What the task requires
Output the entries verbatim, including every line.

Data to examine
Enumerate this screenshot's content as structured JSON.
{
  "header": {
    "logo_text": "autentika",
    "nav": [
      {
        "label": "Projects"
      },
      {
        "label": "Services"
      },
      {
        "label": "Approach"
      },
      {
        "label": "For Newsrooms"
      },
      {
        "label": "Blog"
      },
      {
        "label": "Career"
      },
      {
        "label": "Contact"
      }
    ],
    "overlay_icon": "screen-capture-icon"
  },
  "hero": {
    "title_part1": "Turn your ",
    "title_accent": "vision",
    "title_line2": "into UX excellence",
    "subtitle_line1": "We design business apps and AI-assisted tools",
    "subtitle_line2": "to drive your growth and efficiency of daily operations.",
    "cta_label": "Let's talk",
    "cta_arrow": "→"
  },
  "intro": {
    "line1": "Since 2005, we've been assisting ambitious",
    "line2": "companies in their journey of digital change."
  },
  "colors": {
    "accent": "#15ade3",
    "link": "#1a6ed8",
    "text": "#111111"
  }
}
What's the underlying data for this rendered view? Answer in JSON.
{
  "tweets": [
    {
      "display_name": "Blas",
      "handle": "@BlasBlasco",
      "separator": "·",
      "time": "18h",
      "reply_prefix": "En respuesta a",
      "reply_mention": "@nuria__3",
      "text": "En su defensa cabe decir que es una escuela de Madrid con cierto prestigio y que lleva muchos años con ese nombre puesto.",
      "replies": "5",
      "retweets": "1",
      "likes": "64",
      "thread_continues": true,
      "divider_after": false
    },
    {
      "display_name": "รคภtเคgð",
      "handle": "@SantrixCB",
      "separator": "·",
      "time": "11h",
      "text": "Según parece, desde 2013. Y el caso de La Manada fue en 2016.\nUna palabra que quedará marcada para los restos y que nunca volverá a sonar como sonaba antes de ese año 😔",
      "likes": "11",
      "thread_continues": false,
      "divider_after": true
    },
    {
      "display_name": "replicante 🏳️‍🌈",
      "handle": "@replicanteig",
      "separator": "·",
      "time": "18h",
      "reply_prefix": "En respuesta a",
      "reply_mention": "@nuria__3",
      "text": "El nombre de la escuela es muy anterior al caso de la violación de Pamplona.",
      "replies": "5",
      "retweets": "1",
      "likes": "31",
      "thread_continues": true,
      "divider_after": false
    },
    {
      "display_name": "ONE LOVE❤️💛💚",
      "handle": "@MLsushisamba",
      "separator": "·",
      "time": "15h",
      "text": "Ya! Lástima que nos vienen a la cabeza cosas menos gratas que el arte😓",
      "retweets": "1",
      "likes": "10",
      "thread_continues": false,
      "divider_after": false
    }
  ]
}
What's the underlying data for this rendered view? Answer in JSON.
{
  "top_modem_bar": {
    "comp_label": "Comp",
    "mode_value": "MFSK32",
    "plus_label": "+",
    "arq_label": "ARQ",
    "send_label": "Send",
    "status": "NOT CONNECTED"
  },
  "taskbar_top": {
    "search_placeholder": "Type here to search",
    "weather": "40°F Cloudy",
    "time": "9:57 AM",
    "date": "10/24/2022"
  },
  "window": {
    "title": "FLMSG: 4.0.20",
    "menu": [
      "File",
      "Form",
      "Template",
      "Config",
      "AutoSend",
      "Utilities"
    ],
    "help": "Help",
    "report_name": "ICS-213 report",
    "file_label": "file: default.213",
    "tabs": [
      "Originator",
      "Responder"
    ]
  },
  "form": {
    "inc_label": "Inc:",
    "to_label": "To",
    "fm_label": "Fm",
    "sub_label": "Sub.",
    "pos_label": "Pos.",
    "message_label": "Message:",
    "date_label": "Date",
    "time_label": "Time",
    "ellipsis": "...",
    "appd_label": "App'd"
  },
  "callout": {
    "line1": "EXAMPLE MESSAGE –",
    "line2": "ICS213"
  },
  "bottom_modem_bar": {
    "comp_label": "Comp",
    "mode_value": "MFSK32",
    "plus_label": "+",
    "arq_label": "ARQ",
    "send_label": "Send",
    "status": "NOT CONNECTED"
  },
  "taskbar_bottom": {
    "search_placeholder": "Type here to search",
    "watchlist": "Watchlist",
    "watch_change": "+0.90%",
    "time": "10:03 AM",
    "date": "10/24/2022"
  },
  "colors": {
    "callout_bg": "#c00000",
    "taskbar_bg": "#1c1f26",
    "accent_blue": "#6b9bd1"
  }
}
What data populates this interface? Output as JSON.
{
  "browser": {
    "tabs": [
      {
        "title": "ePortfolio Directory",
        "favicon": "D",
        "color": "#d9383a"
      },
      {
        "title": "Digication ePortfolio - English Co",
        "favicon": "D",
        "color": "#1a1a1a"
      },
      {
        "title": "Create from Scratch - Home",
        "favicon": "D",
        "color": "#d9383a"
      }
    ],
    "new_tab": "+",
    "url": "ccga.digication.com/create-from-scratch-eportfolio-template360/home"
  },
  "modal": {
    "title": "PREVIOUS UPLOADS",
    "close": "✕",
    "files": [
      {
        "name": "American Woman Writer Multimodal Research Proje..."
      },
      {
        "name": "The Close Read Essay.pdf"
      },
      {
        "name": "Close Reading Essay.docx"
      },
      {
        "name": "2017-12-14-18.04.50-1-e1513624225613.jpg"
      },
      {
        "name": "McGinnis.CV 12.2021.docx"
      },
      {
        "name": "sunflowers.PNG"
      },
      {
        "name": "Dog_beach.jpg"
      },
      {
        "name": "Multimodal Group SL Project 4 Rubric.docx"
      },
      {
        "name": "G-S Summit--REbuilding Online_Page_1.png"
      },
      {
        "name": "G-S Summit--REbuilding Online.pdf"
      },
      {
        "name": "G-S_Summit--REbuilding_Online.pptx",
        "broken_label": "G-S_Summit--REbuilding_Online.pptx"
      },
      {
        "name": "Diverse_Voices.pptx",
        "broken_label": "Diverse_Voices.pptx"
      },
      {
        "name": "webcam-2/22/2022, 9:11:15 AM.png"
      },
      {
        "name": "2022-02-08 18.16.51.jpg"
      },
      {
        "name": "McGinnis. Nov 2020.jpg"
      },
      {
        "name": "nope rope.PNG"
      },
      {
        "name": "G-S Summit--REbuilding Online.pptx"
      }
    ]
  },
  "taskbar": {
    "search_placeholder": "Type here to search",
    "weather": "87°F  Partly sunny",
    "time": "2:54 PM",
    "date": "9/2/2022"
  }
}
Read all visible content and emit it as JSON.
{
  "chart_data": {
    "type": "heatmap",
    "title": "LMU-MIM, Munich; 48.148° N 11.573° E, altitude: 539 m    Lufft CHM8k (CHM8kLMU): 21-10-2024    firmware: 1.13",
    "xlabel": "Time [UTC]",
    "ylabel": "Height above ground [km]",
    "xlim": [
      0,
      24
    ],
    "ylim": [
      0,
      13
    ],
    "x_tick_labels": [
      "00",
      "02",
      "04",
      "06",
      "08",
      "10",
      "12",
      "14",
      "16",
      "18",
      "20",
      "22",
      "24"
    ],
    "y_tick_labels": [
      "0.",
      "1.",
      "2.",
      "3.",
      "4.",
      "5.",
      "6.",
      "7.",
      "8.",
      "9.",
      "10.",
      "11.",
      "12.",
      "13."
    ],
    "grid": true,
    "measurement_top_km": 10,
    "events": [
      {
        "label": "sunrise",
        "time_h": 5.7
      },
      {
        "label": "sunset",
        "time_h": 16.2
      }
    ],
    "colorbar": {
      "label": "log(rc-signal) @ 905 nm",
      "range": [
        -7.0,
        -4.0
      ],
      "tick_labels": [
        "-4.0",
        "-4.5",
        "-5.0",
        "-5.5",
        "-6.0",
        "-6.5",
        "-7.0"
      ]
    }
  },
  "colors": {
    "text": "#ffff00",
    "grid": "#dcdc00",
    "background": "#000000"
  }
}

Exercise result
Enumerate this screenshot's content as structured JSON.
{
  "header": {
    "logo_text": "autentika",
    "nav": [
      {
        "label": "Projects"
      },
      {
        "label": "Services"
      },
      {
        "label": "Approach"
      },
      {
        "label": "For Newsrooms"
      },
      {
        "label": "Blog"
      },
      {
        "label": "Career"
      },
      {
        "label": "Contact"
      }
    ],
    "overlay_icon": "screen-capture-icon"
  },
  "hero": {
    "title_part1": "Turn your ",
    "title_accent": "vision",
    "title_line2": "into UX excellence",
    "subtitle_line1": "We design business apps and AI-assisted tools",
    "subtitle_line2": "to drive your growth and efficiency of daily operations.",
    "cta_label": "Let's talk",
    "cta_arrow": "→"
  },
  "intro": {
    "line1": "Since 2005, we've been assisting ambitious",
    "line2": "companies in their journey of digital change."
  },
  "colors": {
    "accent": "#15ade3",
    "link": "#1a6ed8",
    "text": "#111111"
  }
}
What's the underlying data for this rendered view? Answer in JSON.
{
  "tweets": [
    {
      "display_name": "Blas",
      "handle": "@BlasBlasco",
      "separator": "·",
      "time": "18h",
      "reply_prefix": "En respuesta a",
      "reply_mention": "@nuria__3",
      "text": "En su defensa cabe decir que es una escuela de Madrid con cierto prestigio y que lleva muchos años con ese nombre puesto.",
      "replies": "5",
      "retweets": "1",
      "likes": "64",
      "thread_continues": true,
      "divider_after": false
    },
    {
      "display_name": "รคภtเคgð",
      "handle": "@SantrixCB",
      "separator": "·",
      "time": "11h",
      "text": "Según parece, desde 2013. Y el caso de La Manada fue en 2016.\nUna palabra que quedará marcada para los restos y que nunca volverá a sonar como sonaba antes de ese año 😔",
      "likes": "11",
      "thread_continues": false,
      "divider_after": true
    },
    {
      "display_name": "replicante 🏳️‍🌈",
      "handle": "@replicanteig",
      "separator": "·",
      "time": "18h",
      "reply_prefix": "En respuesta a",
      "reply_mention": "@nuria__3",
      "text": "El nombre de la escuela es muy anterior al caso de la violación de Pamplona.",
      "replies": "5",
      "retweets": "1",
      "likes": "31",
      "thread_continues": true,
      "divider_after": false
    },
    {
      "display_name": "ONE LOVE❤️💛💚",
      "handle": "@MLsushisamba",
      "separator": "·",
      "time": "15h",
      "text": "Ya! Lástima que nos vienen a la cabeza cosas menos gratas que el arte😓",
      "retweets": "1",
      "likes": "10",
      "thread_continues": false,
      "divider_after": false
    }
  ]
}
What's the underlying data for this rendered view? Answer in JSON.
{
  "top_modem_bar": {
    "comp_label": "Comp",
    "mode_value": "MFSK32",
    "plus_label": "+",
    "arq_label": "ARQ",
    "send_label": "Send",
    "status": "NOT CONNECTED"
  },
  "taskbar_top": {
    "search_placeholder": "Type here to search",
    "weather": "40°F Cloudy",
    "time": "9:57 AM",
    "date": "10/24/2022"
  },
  "window": {
    "title": "FLMSG: 4.0.20",
    "menu": [
      "File",
      "Form",
      "Template",
      "Config",
      "AutoSend",
      "Utilities"
    ],
    "help": "Help",
    "report_name": "ICS-213 report",
    "file_label": "file: default.213",
    "tabs": [
      "Originator",
      "Responder"
    ]
  },
  "form": {
    "inc_label": "Inc:",
    "to_label": "To",
    "fm_label": "Fm",
    "sub_label": "Sub.",
    "pos_label": "Pos.",
    "message_label": "Message:",
    "date_label": "Date",
    "time_label": "Time",
    "ellipsis": "...",
    "appd_label": "App'd"
  },
  "callout": {
    "line1": "EXAMPLE MESSAGE –",
    "line2": "ICS213"
  },
  "bottom_modem_bar": {
    "comp_label": "Comp",
    "mode_value": "MFSK32",
    "plus_label": "+",
    "arq_label": "ARQ",
    "send_label": "Send",
    "status": "NOT CONNECTED"
  },
  "taskbar_bottom": {
    "search_placeholder": "Type here to search",
    "watchlist": "Watchlist",
    "watch_change": "+0.90%",
    "time": "10:03 AM",
    "date": "10/24/2022"
  },
  "colors": {
    "callout_bg": "#c00000",
    "taskbar_bg": "#1c1f26",
    "accent_blue": "#6b9bd1"
  }
}
What data populates this interface? Output as JSON.
{
  "browser": {
    "tabs": [
      {
        "title": "ePortfolio Directory",
        "favicon": "D",
        "color": "#d9383a"
      },
      {
        "title": "Digication ePortfolio - English Co",
        "favicon": "D",
        "color": "#1a1a1a"
      },
      {
        "title": "Create from Scratch - Home",
        "favicon": "D",
        "color": "#d9383a"
      }
    ],
    "new_tab": "+",
    "url": "ccga.digication.com/create-from-scratch-eportfolio-template360/home"
  },
  "modal": {
    "title": "PREVIOUS UPLOADS",
    "close": "✕",
    "files": [
      {
        "name": "American Woman Writer Multimodal Research Proje..."
      },
      {
        "name": "The Close Read Essay.pdf"
      },
      {
        "name": "Close Reading Essay.docx"
      },
      {
        "name": "2017-12-14-18.04.50-1-e1513624225613.jpg"
      },
      {
        "name": "McGinnis.CV 12.2021.docx"
      },
      {
        "name": "sunflowers.PNG"
      },
      {
        "name": "Dog_beach.jpg"
      },
      {
        "name": "Multimodal Group SL Project 4 Rubric.docx"
      },
      {
        "name": "G-S Summit--REbuilding Online_Page_1.png"
      },
      {
        "name": "G-S Summit--REbuilding Online.pdf"
      },
      {
        "name": "G-S_Summit--REbuilding_Online.pptx",
        "broken_label": "G-S_Summit--REbuilding_Online.pptx"
      },
      {
        "name": "Diverse_Voices.pptx",
        "broken_label": "Diverse_Voices.pptx"
      },
      {
        "name": "webcam-2/22/2022, 9:11:15 AM.png"
      },
      {
        "name": "2022-02-08 18.16.51.jpg"
      },
      {
        "name": "McGinnis. Nov 2020.jpg"
      },
      {
        "name": "nope rope.PNG"
      },
      {
        "name": "G-S Summit--REbuilding Online.pptx"
      }
    ]
  },
  "taskbar": {
    "search_placeholder": "Type here to search",
    "weather": "87°F  Partly sunny",
    "time": "2:54 PM",
    "date": "9/2/2022"
  }
}
Read all visible content and emit it as JSON.
{
  "chart_data": {
    "type": "heatmap",
    "title": "LMU-MIM, Munich; 48.148° N 11.573° E, altitude: 539 m    Lufft CHM8k (CHM8kLMU): 21-10-2024    firmware: 1.13",
    "xlabel": "Time [UTC]",
    "ylabel": "Height above ground [km]",
    "xlim": [
      0,
      24
    ],
    "ylim": [
      0,
      13
    ],
    "x_tick_labels": [
      "00",
      "02",
      "04",
      "06",
      "08",
      "10",
      "12",
      "14",
      "16",
      "18",
      "20",
      "22",
      "24"
    ],
    "y_tick_labels": [
      "0.",
      "1.",
      "2.",
      "3.",
      "4.",
      "5.",
      "6.",
      "7.",
      "8.",
      "9.",
      "10.",
      "11.",
      "12.",
      "13."
    ],
    "grid": true,
    "measurement_top_km": 10,
    "events": [
      {
        "label": "sunrise",
        "time_h": 5.7
      },
      {
        "label": "sunset",
        "time_h": 16.2
      }
    ],
    "colorbar": {
      "label": "log(rc-signal) @ 905 nm",
      "range": [
        -7.0,
        -4.0
      ],
      "tick_labels": [
        "-4.0",
        "-4.5",
        "-5.0",
        "-5.5",
        "-6.0",
        "-6.5",
        "-7.0"
      ]
    }
  },
  "colors": {
    "text": "#ffff00",
    "grid": "#dcdc00",
    "background": "#000000"
  }
}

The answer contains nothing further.